- **Supplied data**:
━━━━━━━━━━━━━━━━

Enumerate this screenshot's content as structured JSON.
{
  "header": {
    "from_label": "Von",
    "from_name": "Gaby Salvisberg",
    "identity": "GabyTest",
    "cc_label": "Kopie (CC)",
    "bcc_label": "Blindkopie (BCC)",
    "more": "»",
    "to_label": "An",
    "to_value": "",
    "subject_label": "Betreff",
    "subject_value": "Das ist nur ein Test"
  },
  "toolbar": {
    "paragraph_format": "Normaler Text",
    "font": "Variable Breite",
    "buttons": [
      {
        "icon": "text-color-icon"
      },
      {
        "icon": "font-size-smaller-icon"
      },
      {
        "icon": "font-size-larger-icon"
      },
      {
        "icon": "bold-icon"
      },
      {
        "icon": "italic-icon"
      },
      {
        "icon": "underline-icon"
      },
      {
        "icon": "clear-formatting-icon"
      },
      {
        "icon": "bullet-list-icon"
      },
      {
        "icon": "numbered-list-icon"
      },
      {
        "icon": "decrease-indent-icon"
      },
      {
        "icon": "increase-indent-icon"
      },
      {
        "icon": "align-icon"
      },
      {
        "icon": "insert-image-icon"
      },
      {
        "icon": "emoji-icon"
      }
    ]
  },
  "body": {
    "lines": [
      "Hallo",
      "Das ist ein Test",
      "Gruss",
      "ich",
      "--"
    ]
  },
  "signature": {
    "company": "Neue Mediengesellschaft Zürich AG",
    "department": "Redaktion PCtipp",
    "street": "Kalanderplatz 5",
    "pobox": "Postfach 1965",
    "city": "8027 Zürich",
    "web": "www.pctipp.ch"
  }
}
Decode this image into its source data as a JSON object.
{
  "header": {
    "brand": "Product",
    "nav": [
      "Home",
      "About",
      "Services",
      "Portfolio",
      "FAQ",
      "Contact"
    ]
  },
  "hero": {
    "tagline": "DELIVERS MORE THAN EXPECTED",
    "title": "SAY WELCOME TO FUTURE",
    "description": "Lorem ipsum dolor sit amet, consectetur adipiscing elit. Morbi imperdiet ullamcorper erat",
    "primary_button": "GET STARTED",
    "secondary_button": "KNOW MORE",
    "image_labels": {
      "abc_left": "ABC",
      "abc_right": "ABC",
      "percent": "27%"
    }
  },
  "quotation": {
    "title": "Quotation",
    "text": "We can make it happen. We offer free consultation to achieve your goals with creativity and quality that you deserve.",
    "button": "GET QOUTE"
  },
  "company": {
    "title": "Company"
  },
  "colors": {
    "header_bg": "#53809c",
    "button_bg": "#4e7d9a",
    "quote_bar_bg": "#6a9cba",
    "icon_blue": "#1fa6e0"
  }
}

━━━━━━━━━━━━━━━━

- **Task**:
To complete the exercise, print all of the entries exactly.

- **Finished exercise**:
Enumerate this screenshot's content as structured JSON.
{
  "header": {
    "from_label": "Von",
    "from_name": "Gaby Salvisberg",
    "identity": "GabyTest",
    "cc_label": "Kopie (CC)",
    "bcc_label": "Blindkopie (BCC)",
    "more": "»",
    "to_label": "An",
    "to_value": "",
    "subject_label": "Betreff",
    "subject_value": "Das ist nur ein Test"
  },
  "toolbar": {
    "paragraph_format": "Normaler Text",
    "font": "Variable Breite",
    "buttons": [
      {
        "icon": "text-color-icon"
      },
      {
        "icon": "font-size-smaller-icon"
      },
      {
        "icon": "font-size-larger-icon"
      },
      {
        "icon": "bold-icon"
      },
      {
        "icon": "italic-icon"
      },
      {
        "icon": "underline-icon"
      },
      {
        "icon": "clear-formatting-icon"
      },
      {
        "icon": "bullet-list-icon"
      },
      {
        "icon": "numbered-list-icon"
      },
      {
        "icon": "decrease-indent-icon"
      },
      {
        "icon": "increase-indent-icon"
      },
      {
        "icon": "align-icon"
      },
      {
        "icon": "insert-image-icon"
      },
      {
        "icon": "emoji-icon"
      }
    ]
  },
  "body": {
    "lines": [
      "Hallo",
      "Das ist ein Test",
      "Gruss",
      "ich",
      "--"
    ]
  },
  "signature": {
    "company": "Neue Mediengesellschaft Zürich AG",
    "department": "Redaktion PCtipp",
    "street": "Kalanderplatz 5",
    "pobox": "Postfach 1965",
    "city": "8027 Zürich",
    "web": "www.pctipp.ch"
  }
}
Decode this image into its source data as a JSON object.
{
  "header": {
    "brand": "Product",
    "nav": [
      "Home",
      "About",
      "Services",
      "Portfolio",
      "FAQ",
      "Contact"
    ]
  },
  "hero": {
    "tagline": "DELIVERS MORE THAN EXPECTED",
    "title": "SAY WELCOME TO FUTURE",
    "description": "Lorem ipsum dolor sit amet, consectetur adipiscing elit. Morbi imperdiet ullamcorper erat",
    "primary_button": "GET STARTED",
    "secondary_button": "KNOW MORE",
    "image_labels": {
      "abc_left": "ABC",
      "abc_right": "ABC",
      "percent": "27%"
    }
  },
  "quotation": {
    "title": "Quotation",
    "text": "We can make it happen. We offer free consultation to achieve your goals with creativity and quality that you deserve.",
    "button": "GET QOUTE"
  },
  "company": {
    "title": "Company"
  },
  "colors": {
    "header_bg": "#53809c",
    "button_bg": "#4e7d9a",
    "quote_bar_bg": "#6a9cba",
    "icon_blue": "#1fa6e0"
  }
}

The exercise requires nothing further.